One of my favourite holiday activities is pulling out the camera and aggravating friends and family, while taking a lot of bad photographs. This is one season when I really appreciate digital cameras. I take hundreds of pictures and with any luck, a couple of them turn out okay. Unfortunately, the good ones are pictures of the dog’s rump.
With a little planning and thought, it is easy to improve the quality of holiday photographs. Here are a few tips that can help:
These tips are aimed at point-and-shoot, entry-level cameras, or even a smartphone.
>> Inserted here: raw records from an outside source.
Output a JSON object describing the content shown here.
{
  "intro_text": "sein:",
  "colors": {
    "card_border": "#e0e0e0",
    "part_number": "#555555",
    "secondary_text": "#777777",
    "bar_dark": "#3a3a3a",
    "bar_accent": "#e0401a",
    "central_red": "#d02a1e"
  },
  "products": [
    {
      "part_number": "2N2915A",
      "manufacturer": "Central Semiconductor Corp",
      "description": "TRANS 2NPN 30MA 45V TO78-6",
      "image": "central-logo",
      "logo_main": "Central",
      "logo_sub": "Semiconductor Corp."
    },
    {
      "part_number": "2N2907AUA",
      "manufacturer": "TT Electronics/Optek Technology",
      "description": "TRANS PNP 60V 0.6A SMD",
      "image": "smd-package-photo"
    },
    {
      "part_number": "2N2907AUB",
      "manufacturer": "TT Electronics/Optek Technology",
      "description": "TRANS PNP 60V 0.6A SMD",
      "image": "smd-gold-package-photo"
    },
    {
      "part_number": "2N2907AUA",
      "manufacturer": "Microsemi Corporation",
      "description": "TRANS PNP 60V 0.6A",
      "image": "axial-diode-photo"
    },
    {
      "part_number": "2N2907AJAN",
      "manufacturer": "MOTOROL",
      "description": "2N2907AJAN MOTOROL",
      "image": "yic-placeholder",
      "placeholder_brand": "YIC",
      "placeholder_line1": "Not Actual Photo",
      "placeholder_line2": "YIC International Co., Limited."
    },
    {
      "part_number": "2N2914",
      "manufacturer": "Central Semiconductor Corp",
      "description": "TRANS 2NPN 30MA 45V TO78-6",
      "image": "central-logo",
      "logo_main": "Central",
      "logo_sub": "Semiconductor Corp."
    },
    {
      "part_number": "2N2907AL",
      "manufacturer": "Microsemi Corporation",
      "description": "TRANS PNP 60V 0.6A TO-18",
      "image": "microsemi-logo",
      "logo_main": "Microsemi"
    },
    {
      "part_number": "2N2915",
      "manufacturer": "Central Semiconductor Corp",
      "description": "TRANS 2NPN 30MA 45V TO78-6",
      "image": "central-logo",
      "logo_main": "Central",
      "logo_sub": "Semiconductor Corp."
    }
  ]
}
However, if you have a more advanced camera some of these tips can apply, as well.
- When shooting indoors, experiment with turning your camera’s flash on and off for different results.
- When taking pictures around the tree, turn off your flash to capture the twinkling lights. Use a tripod or support and the camera’s timer, to compensate for a slower shutter speed.
- Avoid placing your subjects directly in front of a window as it causes excessive back-lighting.
- Take photos before noon and after 4pm when the sun is not at its strongest.
- Use your in-camera flash in daylight to counteract harsh lighting.
- You can avoid shadows under the eyes and nose by using your flash during strong sunlight, neutralizing the light and balancing the exposure.
- Take advantage of your camera’s scene modes, especially if it offers a setting for Beach and/or Snow.
- When taking portraits, get as close as you can, physically or with your camera’s optical zoom lens.
- To avoid red-eye, have your subject look directly at the nearest light source right before they look at the camera.